[App and web page records]
——

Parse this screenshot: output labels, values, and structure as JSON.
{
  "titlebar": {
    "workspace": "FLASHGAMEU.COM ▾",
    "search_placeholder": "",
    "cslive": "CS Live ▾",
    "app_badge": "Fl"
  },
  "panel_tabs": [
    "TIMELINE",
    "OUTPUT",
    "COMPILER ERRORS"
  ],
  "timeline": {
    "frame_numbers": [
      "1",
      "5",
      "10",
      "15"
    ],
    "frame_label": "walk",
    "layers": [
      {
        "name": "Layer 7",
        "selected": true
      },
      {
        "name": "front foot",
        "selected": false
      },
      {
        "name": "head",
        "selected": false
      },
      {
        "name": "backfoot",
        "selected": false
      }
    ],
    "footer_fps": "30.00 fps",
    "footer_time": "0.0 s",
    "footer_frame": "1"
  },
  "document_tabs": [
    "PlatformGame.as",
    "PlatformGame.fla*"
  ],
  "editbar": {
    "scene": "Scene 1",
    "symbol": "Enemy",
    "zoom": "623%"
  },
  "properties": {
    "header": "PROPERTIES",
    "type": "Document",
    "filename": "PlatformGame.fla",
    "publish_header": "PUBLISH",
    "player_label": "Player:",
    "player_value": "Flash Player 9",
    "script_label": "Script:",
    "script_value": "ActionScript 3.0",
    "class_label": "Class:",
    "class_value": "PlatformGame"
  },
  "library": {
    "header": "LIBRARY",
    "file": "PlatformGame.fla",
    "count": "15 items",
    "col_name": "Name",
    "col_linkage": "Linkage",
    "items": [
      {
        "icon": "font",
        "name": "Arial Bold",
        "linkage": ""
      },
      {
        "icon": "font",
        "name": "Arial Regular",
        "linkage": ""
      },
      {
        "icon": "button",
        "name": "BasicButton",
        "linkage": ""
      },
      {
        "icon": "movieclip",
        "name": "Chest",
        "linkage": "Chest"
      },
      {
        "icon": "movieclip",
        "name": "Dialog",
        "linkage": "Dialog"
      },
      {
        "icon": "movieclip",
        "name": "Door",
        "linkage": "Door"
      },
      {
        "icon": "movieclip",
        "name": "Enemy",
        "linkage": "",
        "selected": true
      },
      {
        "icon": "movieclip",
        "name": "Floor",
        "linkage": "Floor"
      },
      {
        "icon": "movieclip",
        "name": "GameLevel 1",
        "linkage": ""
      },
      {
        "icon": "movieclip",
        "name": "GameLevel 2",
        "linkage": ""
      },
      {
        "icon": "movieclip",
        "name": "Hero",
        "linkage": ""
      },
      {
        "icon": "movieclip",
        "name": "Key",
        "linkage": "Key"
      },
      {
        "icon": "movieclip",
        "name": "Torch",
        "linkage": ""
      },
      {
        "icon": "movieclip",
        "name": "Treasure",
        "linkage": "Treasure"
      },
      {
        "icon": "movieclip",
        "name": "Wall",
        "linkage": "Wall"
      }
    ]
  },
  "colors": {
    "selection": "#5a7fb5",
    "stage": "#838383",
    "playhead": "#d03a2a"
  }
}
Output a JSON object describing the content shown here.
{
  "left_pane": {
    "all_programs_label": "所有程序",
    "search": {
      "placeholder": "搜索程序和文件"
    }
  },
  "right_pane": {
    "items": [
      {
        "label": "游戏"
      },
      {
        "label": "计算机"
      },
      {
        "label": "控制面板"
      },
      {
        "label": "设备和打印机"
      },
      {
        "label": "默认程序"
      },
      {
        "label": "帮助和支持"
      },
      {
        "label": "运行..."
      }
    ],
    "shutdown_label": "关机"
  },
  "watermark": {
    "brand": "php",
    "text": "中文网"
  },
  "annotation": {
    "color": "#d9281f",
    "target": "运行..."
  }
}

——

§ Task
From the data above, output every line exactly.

§ Result
Parse this screenshot: output labels, values, and structure as JSON.
{
  "titlebar": {
    "workspace": "FLASHGAMEU.COM ▾",
    "search_placeholder": "",
    "cslive": "CS Live ▾",
    "app_badge": "Fl"
  },
  "panel_tabs": [
    "TIMELINE",
    "OUTPUT",
    "COMPILER ERRORS"
  ],
  "timeline": {
    "frame_numbers": [
      "1",
      "5",
      "10",
      "15"
    ],
    "frame_label": "walk",
    "layers": [
      {
        "name": "Layer 7",
        "selected": true
      },
      {
        "name": "front foot",
        "selected": false
      },
      {
        "name": "head",
        "selected": false
      },
      {
        "name": "backfoot",
        "selected": false
      }
    ],
    "footer_fps": "30.00 fps",
    "footer_time": "0.0 s",
    "footer_frame": "1"
  },
  "document_tabs": [
    "PlatformGame.as",
    "PlatformGame.fla*"
  ],
  "editbar": {
    "scene": "Scene 1",
    "symbol": "Enemy",
    "zoom": "623%"
  },
  "properties": {
    "header": "PROPERTIES",
    "type": "Document",
    "filename": "PlatformGame.fla",
    "publish_header": "PUBLISH",
    "player_label": "Player:",
    "player_value": "Flash Player 9",
    "script_label": "Script:",
    "script_value": "ActionScript 3.0",
    "class_label": "Class:",
    "class_value": "PlatformGame"
  },
  "library": {
    "header": "LIBRARY",
    "file": "PlatformGame.fla",
    "count": "15 items",
    "col_name": "Name",
    "col_linkage": "Linkage",
    "items": [
      {
        "icon": "font",
        "name": "Arial Bold",
        "linkage": ""
      },
      {
        "icon": "font",
        "name": "Arial Regular",
        "linkage": ""
      },
      {
        "icon": "button",
        "name": "BasicButton",
        "linkage": ""
      },
      {
        "icon": "movieclip",
        "name": "Chest",
        "linkage": "Chest"
      },
      {
        "icon": "movieclip",
        "name": "Dialog",
        "linkage": "Dialog"
      },
      {
        "icon": "movieclip",
        "name": "Door",
        "linkage": "Door"
      },
      {
        "icon": "movieclip",
        "name": "Enemy",
        "linkage": "",
        "selected": true
      },
      {
        "icon": "movieclip",
        "name": "Floor",
        "linkage": "Floor"
      },
      {
        "icon": "movieclip",
        "name": "GameLevel 1",
        "linkage": ""
      },
      {
        "icon": "movieclip",
        "name": "GameLevel 2",
        "linkage": ""
      },
      {
        "icon": "movieclip",
        "name": "Hero",
        "linkage": ""
      },
      {
        "icon": "movieclip",
        "name": "Key",
        "linkage": "Key"
      },
      {
        "icon": "movieclip",
        "name": "Torch",
        "linkage": ""
      },
      {
        "icon": "movieclip",
        "name": "Treasure",
        "linkage": "Treasure"
      },
      {
        "icon": "movieclip",
        "name": "Wall",
        "linkage": "Wall"
      }
    ]
  },
  "colors": {
    "selection": "#5a7fb5",
    "stage": "#838383",
    "playhead": "#d03a2a"
  }
}
Output a JSON object describing the content shown here.
{
  "left_pane": {
    "all_programs_label": "所有程序",
    "search": {
      "placeholder": "搜索程序和文件"
    }
  },
  "right_pane": {
    "items": [
      {
        "label": "游戏"
      },
      {
        "label": "计算机"
      },
      {
        "label": "控制面板"
      },
      {
        "label": "设备和打印机"
      },
      {
        "label": "默认程序"
      },
      {
        "label": "帮助和支持"
      },
      {
        "label": "运行..."
      }
    ],
    "shutdown_label": "关机"
  },
  "watermark": {
    "brand": "php",
    "text": "中文网"
  },
  "annotation": {
    "color": "#d9281f",
    "target": "运行..."
  }
}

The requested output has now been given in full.